**WORK REQUEST**. Take every line containing "Scale" out of the records.

Extracted records
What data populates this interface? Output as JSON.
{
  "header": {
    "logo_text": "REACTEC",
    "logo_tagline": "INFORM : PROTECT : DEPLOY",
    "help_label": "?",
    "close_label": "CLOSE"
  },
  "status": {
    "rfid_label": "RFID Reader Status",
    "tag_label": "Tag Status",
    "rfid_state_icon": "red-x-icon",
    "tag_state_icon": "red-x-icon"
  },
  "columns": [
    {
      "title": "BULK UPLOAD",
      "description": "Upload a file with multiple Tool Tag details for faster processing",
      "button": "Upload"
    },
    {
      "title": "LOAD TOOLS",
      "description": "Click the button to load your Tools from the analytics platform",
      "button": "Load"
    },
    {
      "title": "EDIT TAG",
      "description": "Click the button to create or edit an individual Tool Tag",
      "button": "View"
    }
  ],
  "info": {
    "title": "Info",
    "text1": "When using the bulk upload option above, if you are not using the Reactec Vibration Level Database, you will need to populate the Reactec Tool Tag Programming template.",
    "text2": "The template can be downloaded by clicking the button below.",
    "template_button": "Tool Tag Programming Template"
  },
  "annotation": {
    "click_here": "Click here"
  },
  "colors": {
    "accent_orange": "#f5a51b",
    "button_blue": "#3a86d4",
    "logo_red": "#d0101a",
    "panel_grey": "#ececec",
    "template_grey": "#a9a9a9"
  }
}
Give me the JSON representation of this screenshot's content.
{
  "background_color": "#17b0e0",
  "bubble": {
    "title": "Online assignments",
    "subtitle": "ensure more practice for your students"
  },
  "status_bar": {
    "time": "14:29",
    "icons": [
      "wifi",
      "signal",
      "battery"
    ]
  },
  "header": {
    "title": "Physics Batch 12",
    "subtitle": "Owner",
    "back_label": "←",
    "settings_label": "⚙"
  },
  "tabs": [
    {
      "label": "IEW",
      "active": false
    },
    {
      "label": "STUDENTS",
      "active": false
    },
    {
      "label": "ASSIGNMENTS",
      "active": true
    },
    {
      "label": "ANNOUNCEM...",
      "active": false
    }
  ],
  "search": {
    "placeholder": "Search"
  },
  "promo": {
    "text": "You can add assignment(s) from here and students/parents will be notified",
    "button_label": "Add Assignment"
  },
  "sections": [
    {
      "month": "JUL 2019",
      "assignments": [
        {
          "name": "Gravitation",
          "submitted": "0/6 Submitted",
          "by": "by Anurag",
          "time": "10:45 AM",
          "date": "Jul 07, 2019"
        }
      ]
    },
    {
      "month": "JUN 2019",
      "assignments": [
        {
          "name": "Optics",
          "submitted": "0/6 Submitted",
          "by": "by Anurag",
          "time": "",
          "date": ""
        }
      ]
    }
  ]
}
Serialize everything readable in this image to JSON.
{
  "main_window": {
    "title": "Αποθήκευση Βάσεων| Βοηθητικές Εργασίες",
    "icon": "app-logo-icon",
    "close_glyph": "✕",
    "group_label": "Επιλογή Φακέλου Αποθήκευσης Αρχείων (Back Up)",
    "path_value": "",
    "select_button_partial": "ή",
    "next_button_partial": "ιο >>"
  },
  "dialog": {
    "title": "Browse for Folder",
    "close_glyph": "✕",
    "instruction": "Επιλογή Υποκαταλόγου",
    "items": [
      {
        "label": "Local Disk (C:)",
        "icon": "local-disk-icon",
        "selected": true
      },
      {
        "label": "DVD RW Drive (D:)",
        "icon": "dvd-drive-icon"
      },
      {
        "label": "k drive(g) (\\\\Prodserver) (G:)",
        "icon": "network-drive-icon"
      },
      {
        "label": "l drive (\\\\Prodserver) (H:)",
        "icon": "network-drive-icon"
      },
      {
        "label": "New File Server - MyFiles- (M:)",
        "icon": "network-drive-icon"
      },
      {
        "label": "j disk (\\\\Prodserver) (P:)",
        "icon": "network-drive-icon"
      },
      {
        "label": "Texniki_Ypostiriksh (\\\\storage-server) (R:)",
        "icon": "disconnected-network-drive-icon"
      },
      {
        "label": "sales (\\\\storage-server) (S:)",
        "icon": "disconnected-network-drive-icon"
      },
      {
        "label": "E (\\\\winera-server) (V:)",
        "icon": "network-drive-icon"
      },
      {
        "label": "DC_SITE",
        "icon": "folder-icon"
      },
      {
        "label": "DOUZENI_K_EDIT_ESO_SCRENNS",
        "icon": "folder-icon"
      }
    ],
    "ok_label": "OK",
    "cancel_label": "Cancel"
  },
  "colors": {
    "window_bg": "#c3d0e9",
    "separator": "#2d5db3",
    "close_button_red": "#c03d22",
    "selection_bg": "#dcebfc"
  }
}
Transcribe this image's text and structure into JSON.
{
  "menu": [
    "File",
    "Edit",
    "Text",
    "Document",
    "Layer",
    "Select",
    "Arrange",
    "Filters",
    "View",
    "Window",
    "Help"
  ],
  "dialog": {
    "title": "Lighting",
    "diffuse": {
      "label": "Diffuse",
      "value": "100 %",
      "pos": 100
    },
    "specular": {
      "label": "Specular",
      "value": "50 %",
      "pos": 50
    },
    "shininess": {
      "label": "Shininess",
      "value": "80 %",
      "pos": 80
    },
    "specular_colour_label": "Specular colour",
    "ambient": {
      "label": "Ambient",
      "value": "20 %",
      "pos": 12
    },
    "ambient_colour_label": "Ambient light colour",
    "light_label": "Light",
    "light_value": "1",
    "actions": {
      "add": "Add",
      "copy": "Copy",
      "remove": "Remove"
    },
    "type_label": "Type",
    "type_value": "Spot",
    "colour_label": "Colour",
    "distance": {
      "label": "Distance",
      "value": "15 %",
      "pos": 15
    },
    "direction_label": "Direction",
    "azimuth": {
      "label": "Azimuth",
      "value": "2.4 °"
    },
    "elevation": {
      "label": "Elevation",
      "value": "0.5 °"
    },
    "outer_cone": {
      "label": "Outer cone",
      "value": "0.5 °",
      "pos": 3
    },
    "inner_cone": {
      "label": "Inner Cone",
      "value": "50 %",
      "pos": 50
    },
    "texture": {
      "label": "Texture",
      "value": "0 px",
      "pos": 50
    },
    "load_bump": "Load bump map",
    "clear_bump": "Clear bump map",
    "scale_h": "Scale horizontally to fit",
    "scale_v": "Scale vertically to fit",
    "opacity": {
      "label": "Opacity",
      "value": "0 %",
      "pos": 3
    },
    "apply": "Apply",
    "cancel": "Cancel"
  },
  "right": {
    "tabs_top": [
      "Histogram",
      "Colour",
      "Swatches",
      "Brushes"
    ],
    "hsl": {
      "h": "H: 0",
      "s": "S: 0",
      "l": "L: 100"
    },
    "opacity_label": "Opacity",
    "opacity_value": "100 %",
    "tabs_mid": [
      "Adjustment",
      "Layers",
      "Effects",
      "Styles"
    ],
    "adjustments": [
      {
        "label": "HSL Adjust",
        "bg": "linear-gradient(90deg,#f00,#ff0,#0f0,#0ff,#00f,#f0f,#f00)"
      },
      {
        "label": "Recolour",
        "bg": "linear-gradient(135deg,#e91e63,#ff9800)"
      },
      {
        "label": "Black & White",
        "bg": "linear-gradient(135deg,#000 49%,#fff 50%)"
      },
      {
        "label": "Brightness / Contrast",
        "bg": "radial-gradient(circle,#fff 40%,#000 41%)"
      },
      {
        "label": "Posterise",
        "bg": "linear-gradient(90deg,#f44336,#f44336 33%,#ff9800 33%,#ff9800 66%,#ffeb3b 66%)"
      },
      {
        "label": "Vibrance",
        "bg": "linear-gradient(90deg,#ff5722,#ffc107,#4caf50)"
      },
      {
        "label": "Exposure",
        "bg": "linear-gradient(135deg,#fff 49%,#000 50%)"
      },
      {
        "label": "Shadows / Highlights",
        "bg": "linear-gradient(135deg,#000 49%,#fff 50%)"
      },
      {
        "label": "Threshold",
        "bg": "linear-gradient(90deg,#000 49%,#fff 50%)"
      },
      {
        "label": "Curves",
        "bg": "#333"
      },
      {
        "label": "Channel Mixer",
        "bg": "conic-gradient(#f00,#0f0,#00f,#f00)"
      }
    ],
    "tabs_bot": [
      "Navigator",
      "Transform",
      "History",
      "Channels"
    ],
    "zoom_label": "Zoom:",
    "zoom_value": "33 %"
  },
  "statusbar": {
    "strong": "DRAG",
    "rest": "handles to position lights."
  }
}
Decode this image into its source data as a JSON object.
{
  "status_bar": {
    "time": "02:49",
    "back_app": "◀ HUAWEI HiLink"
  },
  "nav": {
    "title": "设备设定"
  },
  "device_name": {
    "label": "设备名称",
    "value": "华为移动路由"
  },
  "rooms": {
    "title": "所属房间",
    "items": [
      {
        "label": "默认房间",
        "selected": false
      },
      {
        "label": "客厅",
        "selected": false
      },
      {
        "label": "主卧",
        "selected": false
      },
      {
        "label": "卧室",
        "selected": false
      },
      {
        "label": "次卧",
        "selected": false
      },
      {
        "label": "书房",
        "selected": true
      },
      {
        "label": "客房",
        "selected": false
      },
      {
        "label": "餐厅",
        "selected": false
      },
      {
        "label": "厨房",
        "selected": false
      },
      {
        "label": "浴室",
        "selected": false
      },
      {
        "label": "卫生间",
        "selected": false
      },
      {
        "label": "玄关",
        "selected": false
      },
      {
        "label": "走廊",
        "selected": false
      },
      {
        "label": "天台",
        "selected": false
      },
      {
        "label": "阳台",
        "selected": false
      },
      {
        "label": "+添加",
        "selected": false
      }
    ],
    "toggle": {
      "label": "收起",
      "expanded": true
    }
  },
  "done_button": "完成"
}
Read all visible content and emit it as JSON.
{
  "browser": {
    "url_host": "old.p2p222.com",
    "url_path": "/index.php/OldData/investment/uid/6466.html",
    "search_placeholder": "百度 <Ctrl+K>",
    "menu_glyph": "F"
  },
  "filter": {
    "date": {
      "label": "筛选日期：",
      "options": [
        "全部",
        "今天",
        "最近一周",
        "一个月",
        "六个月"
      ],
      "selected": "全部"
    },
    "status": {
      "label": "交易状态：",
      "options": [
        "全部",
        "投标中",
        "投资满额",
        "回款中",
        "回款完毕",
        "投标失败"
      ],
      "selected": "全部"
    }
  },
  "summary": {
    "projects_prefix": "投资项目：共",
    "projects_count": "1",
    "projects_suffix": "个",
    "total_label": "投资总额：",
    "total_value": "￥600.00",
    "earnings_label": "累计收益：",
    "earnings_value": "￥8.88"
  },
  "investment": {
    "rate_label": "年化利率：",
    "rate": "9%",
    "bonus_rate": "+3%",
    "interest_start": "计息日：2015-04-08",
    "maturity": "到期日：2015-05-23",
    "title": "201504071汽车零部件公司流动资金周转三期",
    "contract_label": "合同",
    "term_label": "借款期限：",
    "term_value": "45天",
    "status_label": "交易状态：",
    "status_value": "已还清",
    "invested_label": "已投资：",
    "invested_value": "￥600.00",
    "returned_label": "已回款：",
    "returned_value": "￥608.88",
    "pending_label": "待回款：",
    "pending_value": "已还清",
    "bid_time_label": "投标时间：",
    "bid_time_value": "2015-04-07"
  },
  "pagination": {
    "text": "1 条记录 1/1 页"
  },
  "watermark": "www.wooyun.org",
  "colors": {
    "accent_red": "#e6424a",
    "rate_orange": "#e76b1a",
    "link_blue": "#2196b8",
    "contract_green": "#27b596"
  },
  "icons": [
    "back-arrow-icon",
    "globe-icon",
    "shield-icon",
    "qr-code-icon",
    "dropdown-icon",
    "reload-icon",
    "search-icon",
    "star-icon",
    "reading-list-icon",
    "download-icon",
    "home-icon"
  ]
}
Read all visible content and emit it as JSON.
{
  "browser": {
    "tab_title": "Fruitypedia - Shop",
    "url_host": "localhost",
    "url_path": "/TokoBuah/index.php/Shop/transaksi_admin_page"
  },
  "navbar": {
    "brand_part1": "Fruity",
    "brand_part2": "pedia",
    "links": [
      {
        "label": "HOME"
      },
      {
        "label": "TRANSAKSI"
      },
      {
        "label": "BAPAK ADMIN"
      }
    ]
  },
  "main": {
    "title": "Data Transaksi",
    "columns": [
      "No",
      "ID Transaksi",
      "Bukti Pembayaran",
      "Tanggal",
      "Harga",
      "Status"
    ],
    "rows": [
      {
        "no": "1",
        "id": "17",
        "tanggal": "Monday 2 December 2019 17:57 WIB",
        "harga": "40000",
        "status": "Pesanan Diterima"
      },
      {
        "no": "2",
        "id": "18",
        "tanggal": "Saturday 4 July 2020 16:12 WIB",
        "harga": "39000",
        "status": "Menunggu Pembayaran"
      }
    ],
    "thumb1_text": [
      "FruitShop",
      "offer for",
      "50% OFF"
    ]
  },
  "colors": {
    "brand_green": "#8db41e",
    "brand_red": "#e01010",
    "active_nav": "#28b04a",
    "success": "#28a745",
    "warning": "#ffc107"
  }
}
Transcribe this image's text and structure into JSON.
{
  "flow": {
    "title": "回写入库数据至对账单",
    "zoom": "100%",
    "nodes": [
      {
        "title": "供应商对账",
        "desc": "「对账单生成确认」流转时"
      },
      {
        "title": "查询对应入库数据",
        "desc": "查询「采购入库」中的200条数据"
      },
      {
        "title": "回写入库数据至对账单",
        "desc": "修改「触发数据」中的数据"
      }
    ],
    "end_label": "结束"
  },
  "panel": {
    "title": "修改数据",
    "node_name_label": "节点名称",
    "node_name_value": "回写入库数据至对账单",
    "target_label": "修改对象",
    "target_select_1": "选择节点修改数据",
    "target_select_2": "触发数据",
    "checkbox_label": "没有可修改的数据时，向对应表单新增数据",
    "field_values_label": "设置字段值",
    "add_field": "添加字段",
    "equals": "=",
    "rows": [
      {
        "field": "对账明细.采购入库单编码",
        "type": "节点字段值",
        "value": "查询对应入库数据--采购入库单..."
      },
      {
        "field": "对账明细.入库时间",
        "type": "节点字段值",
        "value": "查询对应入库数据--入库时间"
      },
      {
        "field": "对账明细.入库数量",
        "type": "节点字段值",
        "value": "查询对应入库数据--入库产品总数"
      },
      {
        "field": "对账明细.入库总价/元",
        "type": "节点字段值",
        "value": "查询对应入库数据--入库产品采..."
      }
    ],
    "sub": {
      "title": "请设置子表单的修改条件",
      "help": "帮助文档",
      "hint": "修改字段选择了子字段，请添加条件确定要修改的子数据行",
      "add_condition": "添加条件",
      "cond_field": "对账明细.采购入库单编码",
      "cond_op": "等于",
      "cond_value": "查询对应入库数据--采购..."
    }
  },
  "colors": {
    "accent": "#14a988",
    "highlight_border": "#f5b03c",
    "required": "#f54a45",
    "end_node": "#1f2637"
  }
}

**OUTPUT FOR THIS TASK**.
    "scale_h": "Scale horizontally to fit",
    "scale_v": "Scale vertically to fit",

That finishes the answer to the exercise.